Logitech and Sony have been exceedingly tight-lipped when it comes to discussing pricing for their Google TV products. Sony wouldn’t discuss the subject at all, but Logitech’s Simon did say there are no subscription fees tied to the Revue.
What can we expect from the Logitech Revue hardware?
Logitech demoed the Revue when Google TV was announced, but has been reticent to show the product to the press since then. Logitech’s Kevin Simon did, however, reveal a few key details during our conversation.
The box is based on Intel’s Atom CE4100 SoC, of course, but it will also incorporate Logitech’s Harmony Link engine and Unify receiver technology. Harmony Link will enable the Revue’s universal remote to control all the other devices in your entertainment center, and Unify enables the pairing of the remote and other controllers without the need to plug them into a USB port. The remote itself will have a touchpad and a full QWERTY keyboard.
Logitech’s Revue is based on Intel’s Atom CE4100 system-on-chip. It features an HDMI input and overlays Google TV’s user interface over live TV.
“Harmony Link enables the integration between the web and broadcast,” says Simon. “Imagine you’re searching for a TV show, such as Friday Night Lights. You’ll see a number of results pop up—some from the web and some from TV. If you select something that’s on TV right now, the channel on your set-top box will change to that channel.” Simon told us Logitech also plans to offer Android and iPhone apps that enable you to use those phones to control the Revue and the rest of the hardware in your entertainment center using your Wi-Fi network and infrared emitters (the Revue will have both a hard-wired Ethernet NIC and an integrated IEEE 802.11n adapter).

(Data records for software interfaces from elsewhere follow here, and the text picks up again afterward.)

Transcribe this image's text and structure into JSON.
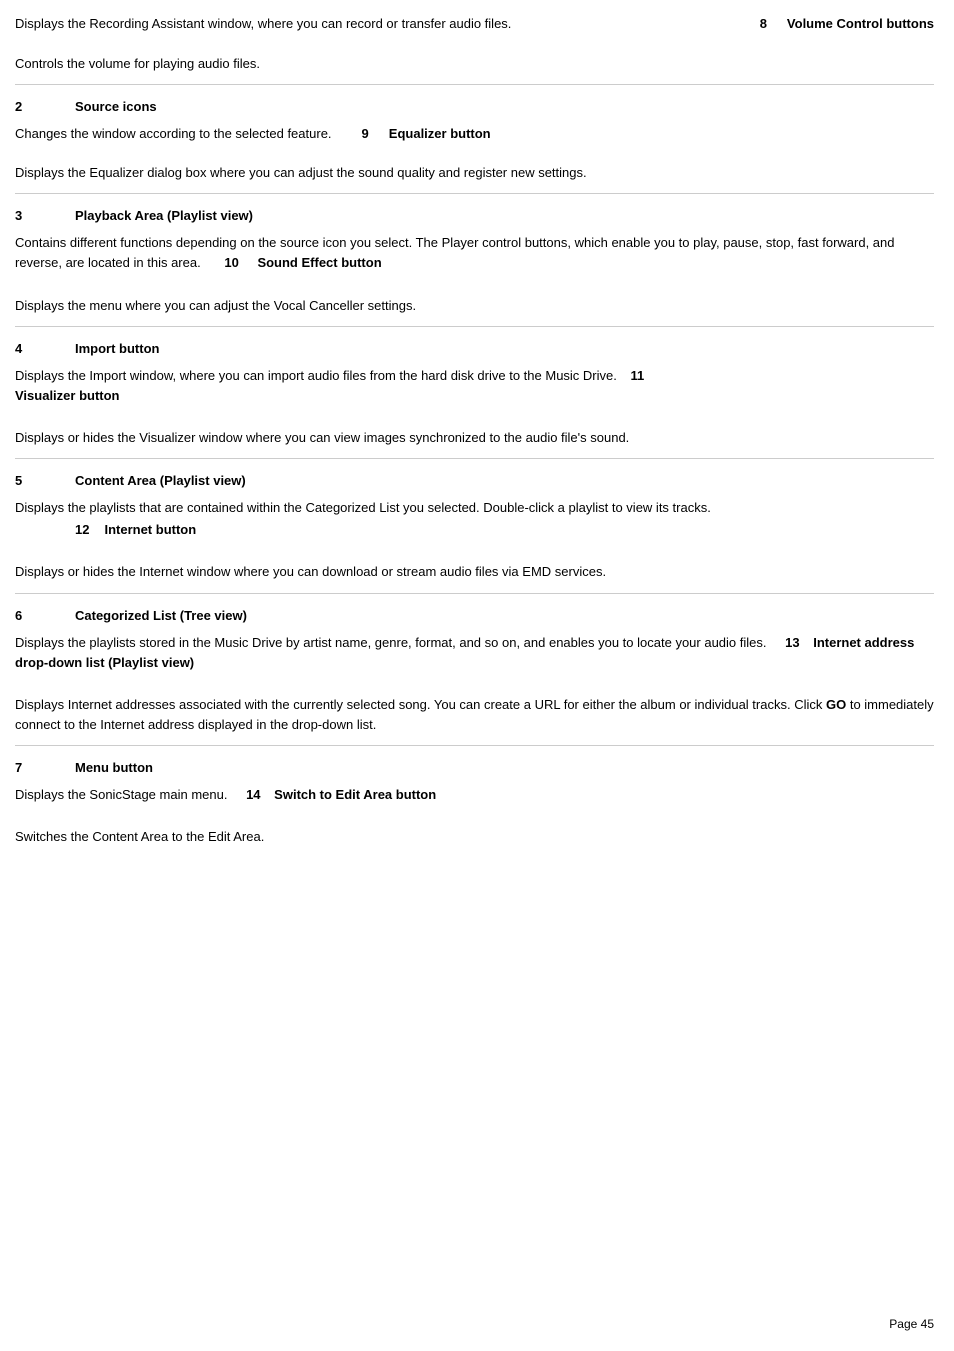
{
  "page": {
    "page_number": "Page 45",
    "intro_text": "Displays the Recording Assistant window, where you can record or transfer audio files.",
    "sections": [
      {
        "id": "s8",
        "number": "8",
        "title": "Volume Control buttons",
        "description": "Controls the volume for playing audio files."
      },
      {
        "id": "s2",
        "number": "2",
        "title": "Source icons",
        "description": "Changes the window according to the selected feature."
      },
      {
        "id": "s9",
        "number": "9",
        "title": "Equalizer button",
        "description": "Displays the Equalizer dialog box where you can adjust the sound quality and register new settings."
      },
      {
        "id": "s3",
        "number": "3",
        "title": "Playback Area (Playlist view)",
        "description": "Contains different functions depending on the source icon you select. The Player control buttons, which enable you to play, pause, stop, fast forward, and reverse, are located in this area."
      },
      {
        "id": "s10",
        "number": "10",
        "title": "Sound Effect button",
        "description": "Displays the menu where you can adjust the Vocal Canceller settings."
      },
      {
        "id": "s4",
        "number": "4",
        "title": "Import button",
        "description": "Displays the Import window, where you can import audio files from the hard disk drive to the Music Drive."
      },
      {
        "id": "s11",
        "number": "11",
        "title": "Visualizer button",
        "description": "Displays or hides the Visualizer window where you can view images synchronized to the audio file's sound."
      },
      {
        "id": "s5",
        "number": "5",
        "title": "Content Area (Playlist view)",
        "description": "Displays the playlists that are contained within the Categorized List you selected. Double-click a playlist to view its tracks."
      },
      {
        "id": "s12",
        "number": "12",
        "title": "Internet button",
        "description": "Displays or hides the Internet window where you can download or stream audio files via EMD services."
      },
      {
        "id": "s6",
        "number": "6",
        "title": "Categorized List (Tree view)",
        "description": "Displays the playlists stored in the Music Drive by artist name, genre, format, and so on, and enables you to locate your audio files."
      },
      {
        "id": "s13",
        "number": "13",
        "title": "Internet address drop-down list (Playlist view)",
        "description_part1": "Displays Internet addresses associated with the currently selected song. You can create a URL for either the album or individual tracks. Click ",
        "description_bold": "GO",
        "description_part2": " to immediately connect to the Internet address displayed in the drop-down list."
      },
      {
        "id": "s7",
        "number": "7",
        "title": "Menu button",
        "description_before": "Displays the SonicStage main menu."
      },
      {
        "id": "s14",
        "number": "14",
        "title": "Switch to Edit Area button",
        "description": "Switches the Content Area to the Edit Area."
      }
    ]
  }
}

Logitech is also putting its Vid video chat software inside the Revue. Plug in a webcam and you’ll be able to make video calls to another Revue box or to any PC with a webcam. Throw in a smartphone or tablet with the right app, and Intel’s “poker night” concept becomes real.